WHAT TO PRODUCE: Work through the data below and copy out every line where "JSON" is found.

**********

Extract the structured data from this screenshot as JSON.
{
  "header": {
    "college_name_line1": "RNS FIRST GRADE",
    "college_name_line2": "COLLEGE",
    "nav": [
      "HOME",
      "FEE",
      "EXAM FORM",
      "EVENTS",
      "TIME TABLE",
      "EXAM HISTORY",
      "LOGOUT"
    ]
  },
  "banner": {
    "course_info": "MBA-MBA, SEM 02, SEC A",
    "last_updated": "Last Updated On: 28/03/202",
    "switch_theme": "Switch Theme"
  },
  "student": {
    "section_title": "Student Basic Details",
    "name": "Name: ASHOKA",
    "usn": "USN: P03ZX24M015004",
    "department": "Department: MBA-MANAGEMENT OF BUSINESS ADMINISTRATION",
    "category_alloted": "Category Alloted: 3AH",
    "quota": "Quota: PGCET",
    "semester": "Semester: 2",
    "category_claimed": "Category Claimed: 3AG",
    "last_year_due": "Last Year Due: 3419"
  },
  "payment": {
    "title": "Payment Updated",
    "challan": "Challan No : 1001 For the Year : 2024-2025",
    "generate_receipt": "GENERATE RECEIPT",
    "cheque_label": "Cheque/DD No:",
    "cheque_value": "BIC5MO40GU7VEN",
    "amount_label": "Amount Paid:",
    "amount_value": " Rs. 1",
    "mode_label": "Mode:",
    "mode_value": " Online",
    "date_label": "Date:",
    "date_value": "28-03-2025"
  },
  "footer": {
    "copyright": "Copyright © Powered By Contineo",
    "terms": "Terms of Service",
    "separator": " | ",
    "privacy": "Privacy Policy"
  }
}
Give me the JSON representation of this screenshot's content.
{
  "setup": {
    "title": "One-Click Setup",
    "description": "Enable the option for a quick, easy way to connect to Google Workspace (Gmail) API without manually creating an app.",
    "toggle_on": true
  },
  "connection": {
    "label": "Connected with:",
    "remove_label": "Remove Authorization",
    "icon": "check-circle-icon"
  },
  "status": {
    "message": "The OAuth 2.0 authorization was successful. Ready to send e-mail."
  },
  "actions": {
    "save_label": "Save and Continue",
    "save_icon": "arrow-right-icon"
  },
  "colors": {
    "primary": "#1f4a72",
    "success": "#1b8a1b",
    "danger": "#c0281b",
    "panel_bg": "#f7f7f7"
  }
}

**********

WRITTEN ANSWER:
Extract the structured data from this screenshot as JSON.
Give me the JSON representation of this screenshot's content.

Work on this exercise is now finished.